Discuss the programming with your coach/program designer
Rather than making an assumption that there’s no reasoning behind gym programming, take the time to sit down with your coach (or whomever designs the programming at your box) to discuss your concerns. Be prepared to understand that a coach can’t design a training schedule to suit your specific needs and weaknesses. Instead, he or she must look to cater to all the members of your affiliate, and no two athletes are the same. Furthermore, your coach may inform you that the reason strength work has been limited in class recently (or weights have been substantially lighter, for example) is that you’re in the middle of a deload period, and he/she wants to focus on refining technique and building body-weight strength before launching into a new strength cycle at the start of the following month. While talking to your coach may or may not ease your concerns about the programming, you’ll never really know unless you ask.

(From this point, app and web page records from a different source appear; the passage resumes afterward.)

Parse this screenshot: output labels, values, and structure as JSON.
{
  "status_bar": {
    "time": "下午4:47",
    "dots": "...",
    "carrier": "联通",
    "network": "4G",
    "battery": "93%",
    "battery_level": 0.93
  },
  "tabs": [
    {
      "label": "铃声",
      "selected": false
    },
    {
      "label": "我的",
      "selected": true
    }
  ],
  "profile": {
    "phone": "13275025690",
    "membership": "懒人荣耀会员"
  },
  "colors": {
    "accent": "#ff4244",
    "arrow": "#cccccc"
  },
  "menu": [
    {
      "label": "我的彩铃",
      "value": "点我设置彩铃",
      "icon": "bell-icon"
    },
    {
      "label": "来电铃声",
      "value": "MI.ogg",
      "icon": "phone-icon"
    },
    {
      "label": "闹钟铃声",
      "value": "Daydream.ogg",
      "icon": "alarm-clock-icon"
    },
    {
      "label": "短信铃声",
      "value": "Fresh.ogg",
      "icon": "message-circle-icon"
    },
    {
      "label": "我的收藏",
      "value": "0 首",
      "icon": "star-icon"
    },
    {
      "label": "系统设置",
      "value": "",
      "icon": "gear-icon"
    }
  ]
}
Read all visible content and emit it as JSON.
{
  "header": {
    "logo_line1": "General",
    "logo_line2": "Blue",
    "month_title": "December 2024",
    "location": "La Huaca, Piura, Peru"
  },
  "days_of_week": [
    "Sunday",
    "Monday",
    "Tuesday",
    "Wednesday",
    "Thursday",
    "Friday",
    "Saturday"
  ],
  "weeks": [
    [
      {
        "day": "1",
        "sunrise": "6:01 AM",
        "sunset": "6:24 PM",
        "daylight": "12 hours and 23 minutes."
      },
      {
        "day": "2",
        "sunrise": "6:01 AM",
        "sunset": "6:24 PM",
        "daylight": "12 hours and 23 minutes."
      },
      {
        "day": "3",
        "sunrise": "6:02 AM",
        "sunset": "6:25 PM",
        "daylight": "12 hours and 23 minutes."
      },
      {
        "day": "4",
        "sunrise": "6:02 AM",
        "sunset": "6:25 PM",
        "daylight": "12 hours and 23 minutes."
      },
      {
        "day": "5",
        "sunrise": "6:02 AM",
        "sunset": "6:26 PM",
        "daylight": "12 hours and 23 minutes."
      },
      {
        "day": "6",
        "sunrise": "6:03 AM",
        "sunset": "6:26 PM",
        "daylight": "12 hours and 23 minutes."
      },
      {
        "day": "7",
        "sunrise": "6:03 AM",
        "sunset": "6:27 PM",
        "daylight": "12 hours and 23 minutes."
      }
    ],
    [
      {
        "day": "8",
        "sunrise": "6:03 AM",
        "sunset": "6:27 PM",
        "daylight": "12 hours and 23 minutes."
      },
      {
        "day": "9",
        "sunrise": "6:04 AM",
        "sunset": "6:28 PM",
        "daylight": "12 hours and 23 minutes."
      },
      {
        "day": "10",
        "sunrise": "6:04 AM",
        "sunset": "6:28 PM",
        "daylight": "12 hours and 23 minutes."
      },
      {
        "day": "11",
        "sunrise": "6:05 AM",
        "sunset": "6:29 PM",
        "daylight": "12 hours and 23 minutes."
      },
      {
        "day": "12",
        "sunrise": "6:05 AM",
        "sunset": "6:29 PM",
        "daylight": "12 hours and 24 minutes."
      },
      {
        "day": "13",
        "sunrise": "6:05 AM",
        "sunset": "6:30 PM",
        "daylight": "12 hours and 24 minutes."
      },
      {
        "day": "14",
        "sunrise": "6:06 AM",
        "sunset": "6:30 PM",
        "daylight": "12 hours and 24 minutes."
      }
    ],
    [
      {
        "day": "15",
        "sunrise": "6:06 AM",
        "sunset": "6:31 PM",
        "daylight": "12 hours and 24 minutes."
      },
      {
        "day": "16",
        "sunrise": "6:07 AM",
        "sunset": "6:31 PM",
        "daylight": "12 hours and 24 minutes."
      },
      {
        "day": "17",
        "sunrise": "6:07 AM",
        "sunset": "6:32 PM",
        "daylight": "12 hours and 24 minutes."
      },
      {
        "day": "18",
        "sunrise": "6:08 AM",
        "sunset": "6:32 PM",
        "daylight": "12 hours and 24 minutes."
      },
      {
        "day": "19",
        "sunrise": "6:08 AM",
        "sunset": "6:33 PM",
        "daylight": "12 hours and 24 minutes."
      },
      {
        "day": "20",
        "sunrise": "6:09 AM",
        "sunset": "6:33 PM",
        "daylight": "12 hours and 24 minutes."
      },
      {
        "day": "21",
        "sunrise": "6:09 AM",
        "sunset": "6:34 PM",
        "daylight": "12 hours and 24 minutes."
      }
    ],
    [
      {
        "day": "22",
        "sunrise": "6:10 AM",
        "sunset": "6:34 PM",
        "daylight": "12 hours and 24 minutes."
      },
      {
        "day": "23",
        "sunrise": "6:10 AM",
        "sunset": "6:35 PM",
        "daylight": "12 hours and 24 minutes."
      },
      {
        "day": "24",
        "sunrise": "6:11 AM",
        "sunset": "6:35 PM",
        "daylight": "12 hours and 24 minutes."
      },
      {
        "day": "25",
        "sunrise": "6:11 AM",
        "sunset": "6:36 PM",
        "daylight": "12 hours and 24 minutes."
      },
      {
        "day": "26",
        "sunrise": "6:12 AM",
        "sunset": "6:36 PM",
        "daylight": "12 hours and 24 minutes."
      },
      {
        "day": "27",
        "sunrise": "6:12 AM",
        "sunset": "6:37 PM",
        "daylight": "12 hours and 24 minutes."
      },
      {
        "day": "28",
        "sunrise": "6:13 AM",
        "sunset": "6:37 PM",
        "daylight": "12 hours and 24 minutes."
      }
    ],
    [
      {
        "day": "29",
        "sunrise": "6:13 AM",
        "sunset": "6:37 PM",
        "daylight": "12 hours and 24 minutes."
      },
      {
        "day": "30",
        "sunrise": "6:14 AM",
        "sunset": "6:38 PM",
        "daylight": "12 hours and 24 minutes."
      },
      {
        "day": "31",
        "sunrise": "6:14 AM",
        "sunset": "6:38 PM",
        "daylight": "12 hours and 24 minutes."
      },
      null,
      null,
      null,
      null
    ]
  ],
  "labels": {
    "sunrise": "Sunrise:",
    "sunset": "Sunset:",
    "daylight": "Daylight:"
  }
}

Of course, part of your coach’s job is to address the needs and concerns of their athletes, so the mere fact that you’re making them aware of a lack of Weightlifting, gymnastics or that too great an emphasis is placed in one area can be extremely valuable. Your coach can then look back at their programming to see if workouts have been too random, without structure, too predictable without variance, or simply not well-designed (poor weight selection, scaling, etc), and make adjustments as necessary.
Are you being honest about why you don’t like the programming?
Come on now—just because you know the movements that you detest (because you suck at them) will make a weekly appearance in a workout isn’t reason to take issue with the programming. In fact, you should be grateful for the opportunity to work on areas that are hindering your progress. Through regular practice and work, not only will you see those weakness turn into strengths, but you’ll also notice how the increased attention to that area of your fitness is helping you in other movements. For example, if you are a poor overhead squatter—but slowly become more efficient at it thanks to dedicated programming at your box—your snatch will improve (thanks to the overhead receiving position). Now, if you’re asked to spend 15 minutes each day in class to work on a weakness, then that’s no fun for anyone. Still, be cognizant of whether you’re not enjoying your programming because it hurts your ego to work on weaknesses, or if it’s a question of getting more variance in the workout format.
Plan B: Use open gym to follow different programming
This option is typically reserved for athletes fortunate enough to be members at affiliates that offer regular open gym hours throughout the week; and have the experience to train on their own. If this applies to you, then you needn’t get too upset over what you perceive to be poor programming from your coach. Instead, you can use open gym hours to your advantage by following any number of programs. The advantage of picking which program to follow (or even creating your own) is that you can train the way you want to—focusing on your weaknesses while hitting workouts you enjoy. On the flip side, you lose the many advantages of working out with a class—the camaraderie, the support, having people there to keep you honest and push you past your limitations. Of course, following your own programming doesn’t mean you can’t dabble in some classes too during the week. It’s not for everyone, but if you really want to have a more personalized program, this is your best bet
Last option? Find a new gym
It may seem extreme, but you have to remember that if you’re not enjoying your time at the box, your fitness will inevitably suffer. For many people, coming in every day to work out with their friends is enough. But if you feel that you’re simply not progressing at your current affiliate, that your coach isn’t heeding your concerns and you can’t think of an alternative solution, the best option is to start looking at other boxes that offer programming that catches your eye and where you think you can grow as an athlete. You’ll have to make sure that you pick the right gym though—you obviously picked your current box for a few reasons (location, cost, social group, etc.), so if you’re leaving in search of better programming, you may have to give up on some of the benefits you currently enjoy.
Photo courtesy of Andrew Hoffman/CC BY 2.0